sophia marie steps into her “femme fatale” phase with glittering new single

Singer, actress, and author Sophia Marie is no stranger to heartbreak. Or so the debut single from her sophomore effort, a song titled “Femme Fatale” would have you believe. With a distinct nod to late 80s/early 90s pop, this track absolutely glitters sonically from the first chord to the very last line. But the subject matter? A bit more tempestuous.

Admits Sophia Marie of the track:

‘Femme Fatale’ is an 80s-inspired ballad that depicts a narrator engaging in reckless, degenerate, and overtly flirtatious behavior because the one man that would make her calm, steady, and stable doesn’t love her back.

It’s a song that attempts to hide its insecurity but then blazes it out in the open, describing the narrator’s process of morphing into something she despises just to stoke envy in her lover’s heart. I was inspired by my own experiences, exaggerating my changes in personality when I became jaded or disillusioned with love, but I also drew heavily upon iconic historical and literary femme fatale figures like Cleopatra, Helen of Troy, and Moulin Rouge’s Satine to give it a sexy ambiance that causes dissonance with its depressing words.

“Femme Fatale” works up a frenzy lyrically, with a disarmingly smooth sound. Get your first listen below.

Pre-save the track here and keep up with Sophia Marie here.

‘Hocus Pocus 2’ Is Finally Here (And It’s Wickedly Good)

‘Hocus Pocus 2’ Is Finally Here (And It’s Wickedly Good)

29 years.

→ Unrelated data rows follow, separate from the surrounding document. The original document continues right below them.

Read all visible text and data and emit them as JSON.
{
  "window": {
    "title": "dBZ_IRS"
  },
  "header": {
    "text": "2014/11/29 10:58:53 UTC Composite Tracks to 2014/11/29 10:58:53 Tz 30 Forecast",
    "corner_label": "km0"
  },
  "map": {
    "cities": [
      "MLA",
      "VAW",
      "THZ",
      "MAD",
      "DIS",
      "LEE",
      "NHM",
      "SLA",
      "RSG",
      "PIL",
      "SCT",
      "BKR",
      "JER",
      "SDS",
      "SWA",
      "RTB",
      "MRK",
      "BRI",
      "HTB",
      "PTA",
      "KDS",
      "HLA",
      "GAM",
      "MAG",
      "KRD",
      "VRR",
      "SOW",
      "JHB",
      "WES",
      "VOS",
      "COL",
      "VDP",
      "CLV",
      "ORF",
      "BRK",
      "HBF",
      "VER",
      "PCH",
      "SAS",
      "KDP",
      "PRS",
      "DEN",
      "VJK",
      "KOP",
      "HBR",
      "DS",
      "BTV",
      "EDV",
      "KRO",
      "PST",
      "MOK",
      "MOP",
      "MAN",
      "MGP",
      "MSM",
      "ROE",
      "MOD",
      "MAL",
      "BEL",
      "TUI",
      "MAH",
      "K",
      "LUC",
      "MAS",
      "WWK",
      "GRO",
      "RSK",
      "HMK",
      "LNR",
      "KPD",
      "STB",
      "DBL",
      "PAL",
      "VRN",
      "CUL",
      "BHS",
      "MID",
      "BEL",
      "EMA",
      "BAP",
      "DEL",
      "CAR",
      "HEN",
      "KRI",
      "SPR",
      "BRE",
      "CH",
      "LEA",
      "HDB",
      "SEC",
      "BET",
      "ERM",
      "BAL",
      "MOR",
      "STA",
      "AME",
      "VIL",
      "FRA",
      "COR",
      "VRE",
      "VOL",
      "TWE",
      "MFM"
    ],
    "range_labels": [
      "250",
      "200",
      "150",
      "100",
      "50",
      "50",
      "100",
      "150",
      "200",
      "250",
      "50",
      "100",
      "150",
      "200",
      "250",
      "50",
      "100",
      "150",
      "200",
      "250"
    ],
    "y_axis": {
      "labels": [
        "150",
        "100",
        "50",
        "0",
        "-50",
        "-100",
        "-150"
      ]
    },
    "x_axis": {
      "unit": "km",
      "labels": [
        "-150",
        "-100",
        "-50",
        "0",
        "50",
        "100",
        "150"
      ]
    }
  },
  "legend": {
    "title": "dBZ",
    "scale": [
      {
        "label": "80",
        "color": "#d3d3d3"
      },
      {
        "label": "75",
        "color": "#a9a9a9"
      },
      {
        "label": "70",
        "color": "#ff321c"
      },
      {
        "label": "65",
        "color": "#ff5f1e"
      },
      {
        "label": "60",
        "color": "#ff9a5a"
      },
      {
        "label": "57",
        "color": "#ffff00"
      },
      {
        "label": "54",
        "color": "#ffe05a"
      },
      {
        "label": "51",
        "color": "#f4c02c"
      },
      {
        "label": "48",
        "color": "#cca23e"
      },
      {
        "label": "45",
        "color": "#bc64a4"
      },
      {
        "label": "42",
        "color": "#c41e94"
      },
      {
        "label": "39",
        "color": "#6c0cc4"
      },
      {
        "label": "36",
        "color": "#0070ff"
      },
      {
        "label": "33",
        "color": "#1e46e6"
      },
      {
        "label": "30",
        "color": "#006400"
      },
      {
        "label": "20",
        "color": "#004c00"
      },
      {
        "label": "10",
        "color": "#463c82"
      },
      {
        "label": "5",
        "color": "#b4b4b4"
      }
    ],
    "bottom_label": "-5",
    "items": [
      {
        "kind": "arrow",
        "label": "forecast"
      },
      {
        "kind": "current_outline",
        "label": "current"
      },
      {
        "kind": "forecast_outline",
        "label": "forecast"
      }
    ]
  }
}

We waited 29 years to experience these witches again. The long-awaited sequel to the cult classic Hocus Pocus was released just in time for the witching season, on September 30, 2022. Just 29 years, 2 months, and 2 weeks after Bette Midler, Kathy Najimy, and Sarah Jessica Parker portrayed the most wicked trio of sisters the silver screen had ever encountered. 

Equal parts sass, silliness, captivating humor, and darkness, the first film created a movement of witch-adjacent fans. Holding onto that sense of magic, that belief in powers and the safety of nostalgia has kept its fire fueled all this time. So, of course, the whole world went wild when the sequel was announced.

The Deets on Hocus Pocus 2

In all honesty, my expectations were low. Three decades removed, Hocus Pocus 2 was written by producer and actress Jen D’Angelo, who was just 5 years old when the first movie made its theatrical debut. While I am a very big fan of the first movie, I was afraid enough of the characters in my early years. I didn’t get into the fandom side of things until much later in life. Still, how could this new movie possibly do the original any justice? 

Let me tell you, this movie was enjoyable above and beyond all expectations. It begins by establishing the (honestly heartbreaking) history of how the Sanderson sisters became witches in a dark forest as orphaned teenagers. It quickly swoops us back to present-day Salem, where holistic wellness and mindset work mirrors witchcraft that dates back centuries. Three teen girls reignite their friendship through a high-energy plotline. It brings back key characters and highlights the importance of community and friendship. 

What’s The Final Verdict?

Aside from the rogue religious rant here and there about the unholiness of witchcraft (many of whom clearly never saw the original), the movie is getting high praise from fans everywhere. Critical acclaim, however, has been a little more difficult to come by. Rotten Tomatoes only rates it at 63%, and most of the negative reviews I have happened upon indicated the plot was too simple, but most sequels are mirrors of the original plotlines.

This one is more tongue-in-cheek, the characters and their personalities are so much more diverse, and the lessons to be learned echo louder than they ever have before. My personal social media feed was full of insanely positive reviews within the first 48 hours of release. This, in turn, convinced me to dig in quickly. 

Like the original, there was a lot of attention and care put into the soundtrack. While the Sanderson Sisters’ cover of “I Put a Spell On You” became a huge hit in the 90s, their entrance in this film is just as theatrical with their fun spin on Elton John’s “The Bitch is Back.” 

From thoughtful easter eggs to the inclusion of popular technology and skincare, the movie is truly delightful from beginning to end. It is available to watch on Disney+ now.